This image shows one of many intriguing mountains on Jupiter's moon Io. The image was made by combining a recent high-resolution, black and white image with earlier low-resolution color data to provide a high-resolution, color view. NASA's Galileo spacecraft took both images.
The 240-kilometer (150-mile) long mountain in the image is south of the volcanic hot spot named Zal. The black and white version of this image was useful for showing the shape of the mountain and the small fans of debris piled against the base of its tall, steep cliffs. However, when colorized the relationship between different types of materials becomes apparent. For example, the bright, red material is believed to contain a compound of sulfur that forms when sulfur is boiled at a high temperature. Active eruptions of molten rock (lava) are the most likely source for the heat. Thus we see red sulfur where lava reaches the surface.

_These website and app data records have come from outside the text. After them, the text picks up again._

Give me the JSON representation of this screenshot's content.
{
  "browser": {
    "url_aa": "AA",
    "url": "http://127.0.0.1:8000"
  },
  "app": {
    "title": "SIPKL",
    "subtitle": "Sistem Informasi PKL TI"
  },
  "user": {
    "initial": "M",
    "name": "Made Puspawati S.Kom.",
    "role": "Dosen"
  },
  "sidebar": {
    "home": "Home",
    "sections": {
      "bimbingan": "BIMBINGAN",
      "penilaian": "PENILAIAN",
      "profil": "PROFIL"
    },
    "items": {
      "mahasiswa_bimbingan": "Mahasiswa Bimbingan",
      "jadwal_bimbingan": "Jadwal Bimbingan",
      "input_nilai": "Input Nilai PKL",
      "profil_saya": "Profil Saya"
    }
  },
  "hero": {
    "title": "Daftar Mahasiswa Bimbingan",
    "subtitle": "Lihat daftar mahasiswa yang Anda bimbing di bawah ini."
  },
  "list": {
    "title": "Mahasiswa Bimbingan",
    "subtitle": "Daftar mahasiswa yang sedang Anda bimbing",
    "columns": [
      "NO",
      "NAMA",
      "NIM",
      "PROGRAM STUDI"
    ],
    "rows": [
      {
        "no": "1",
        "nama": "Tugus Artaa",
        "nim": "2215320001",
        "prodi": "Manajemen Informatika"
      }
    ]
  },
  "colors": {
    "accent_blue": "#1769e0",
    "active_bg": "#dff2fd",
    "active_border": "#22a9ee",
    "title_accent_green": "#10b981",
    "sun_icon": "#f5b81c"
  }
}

Other sulfur compounds cover the yellow areas, and the black areas are fresh silicate lava that has not yet been coated by the yellow sulfurous materials. The green patches are still somewhat mysterious; they appear to form when red sulfur lands on warm lava and the two react in a manner that is still unknown.
In this image, it is clear that the red material has blown out of a long crack along the western side of the mountain. Lava has flowed from this crack and filled a depression (caldera). Some of the red sulfur close to the dark caldera appears to have been converted into green material. The fact that lava comes up along the faults that define the sides of the mountains provides important clues to how the mountains form and the state of the interior of Io. Scientists at the University of Arizona speculate that the formation of the mountains on Io may be related to plumes of hot material rising inside the fiery body of Io.
North is to the top and the setting sun is shining from the west. The image is centered at about 33 degrees north, 72 degrees west. The high-resolution image was taken on February 22, 2000 by NASA's Galileo spacecraft. The image was taken by the Galileo's onboard camera from a range of 33,500 kilometers (20,800 miles) and has a resolution of 335 meters (1,100 feet) per picture element. The color images were taken on July 3, 1999. They have resolutions of 1.3 kilometers (0.81 miles) per picture element and are illuminated from almost directly behind the spacecraft. They were taken at a distance of about 130,000 kilometers (81,000 miles) from Io.